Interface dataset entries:

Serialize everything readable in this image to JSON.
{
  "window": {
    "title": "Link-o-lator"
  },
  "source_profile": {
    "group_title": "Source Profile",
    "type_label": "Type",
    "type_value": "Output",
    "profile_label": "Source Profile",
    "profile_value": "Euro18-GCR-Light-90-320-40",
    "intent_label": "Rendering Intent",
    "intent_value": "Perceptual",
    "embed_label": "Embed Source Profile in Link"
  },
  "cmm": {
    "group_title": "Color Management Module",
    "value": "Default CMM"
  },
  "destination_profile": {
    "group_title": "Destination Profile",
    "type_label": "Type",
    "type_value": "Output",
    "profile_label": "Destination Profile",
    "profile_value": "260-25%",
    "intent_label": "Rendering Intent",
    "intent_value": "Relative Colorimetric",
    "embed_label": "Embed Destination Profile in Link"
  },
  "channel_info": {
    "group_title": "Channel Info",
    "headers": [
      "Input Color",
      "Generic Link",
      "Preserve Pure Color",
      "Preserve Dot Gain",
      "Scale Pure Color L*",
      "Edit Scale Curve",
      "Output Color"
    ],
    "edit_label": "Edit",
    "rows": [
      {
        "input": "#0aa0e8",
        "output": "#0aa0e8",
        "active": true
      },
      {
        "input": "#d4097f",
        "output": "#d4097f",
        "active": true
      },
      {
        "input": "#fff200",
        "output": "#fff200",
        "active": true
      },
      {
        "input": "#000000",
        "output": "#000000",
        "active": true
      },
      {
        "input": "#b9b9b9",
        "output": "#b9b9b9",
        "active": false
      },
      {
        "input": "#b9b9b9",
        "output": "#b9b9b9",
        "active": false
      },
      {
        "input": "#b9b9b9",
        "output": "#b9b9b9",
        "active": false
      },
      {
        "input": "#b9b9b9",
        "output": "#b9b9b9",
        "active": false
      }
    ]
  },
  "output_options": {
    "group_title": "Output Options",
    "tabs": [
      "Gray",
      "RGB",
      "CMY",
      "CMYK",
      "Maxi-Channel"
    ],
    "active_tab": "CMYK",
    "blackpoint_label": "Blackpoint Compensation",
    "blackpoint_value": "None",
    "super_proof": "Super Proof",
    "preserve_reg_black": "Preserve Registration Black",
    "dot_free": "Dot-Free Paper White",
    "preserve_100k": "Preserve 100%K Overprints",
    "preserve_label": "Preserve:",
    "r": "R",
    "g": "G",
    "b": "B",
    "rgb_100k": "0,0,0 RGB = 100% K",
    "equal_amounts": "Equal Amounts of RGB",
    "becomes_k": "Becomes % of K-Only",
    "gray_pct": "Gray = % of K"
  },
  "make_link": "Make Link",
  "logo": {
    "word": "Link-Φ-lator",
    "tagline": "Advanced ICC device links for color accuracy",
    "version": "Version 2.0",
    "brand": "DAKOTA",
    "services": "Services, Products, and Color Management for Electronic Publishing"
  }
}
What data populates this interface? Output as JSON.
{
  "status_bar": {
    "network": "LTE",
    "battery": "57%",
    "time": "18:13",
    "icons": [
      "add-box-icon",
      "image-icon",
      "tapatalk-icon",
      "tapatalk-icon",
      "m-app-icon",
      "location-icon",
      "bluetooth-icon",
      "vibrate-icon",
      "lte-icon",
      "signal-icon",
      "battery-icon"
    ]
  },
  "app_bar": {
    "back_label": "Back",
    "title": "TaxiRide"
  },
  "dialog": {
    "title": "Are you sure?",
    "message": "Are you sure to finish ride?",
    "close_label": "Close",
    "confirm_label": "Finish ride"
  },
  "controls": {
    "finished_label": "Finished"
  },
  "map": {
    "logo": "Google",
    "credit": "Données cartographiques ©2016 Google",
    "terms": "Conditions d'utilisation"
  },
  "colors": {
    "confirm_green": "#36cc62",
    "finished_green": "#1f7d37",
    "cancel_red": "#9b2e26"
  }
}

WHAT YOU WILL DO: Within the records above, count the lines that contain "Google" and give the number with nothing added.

RESPONSE TO THE TASK: 2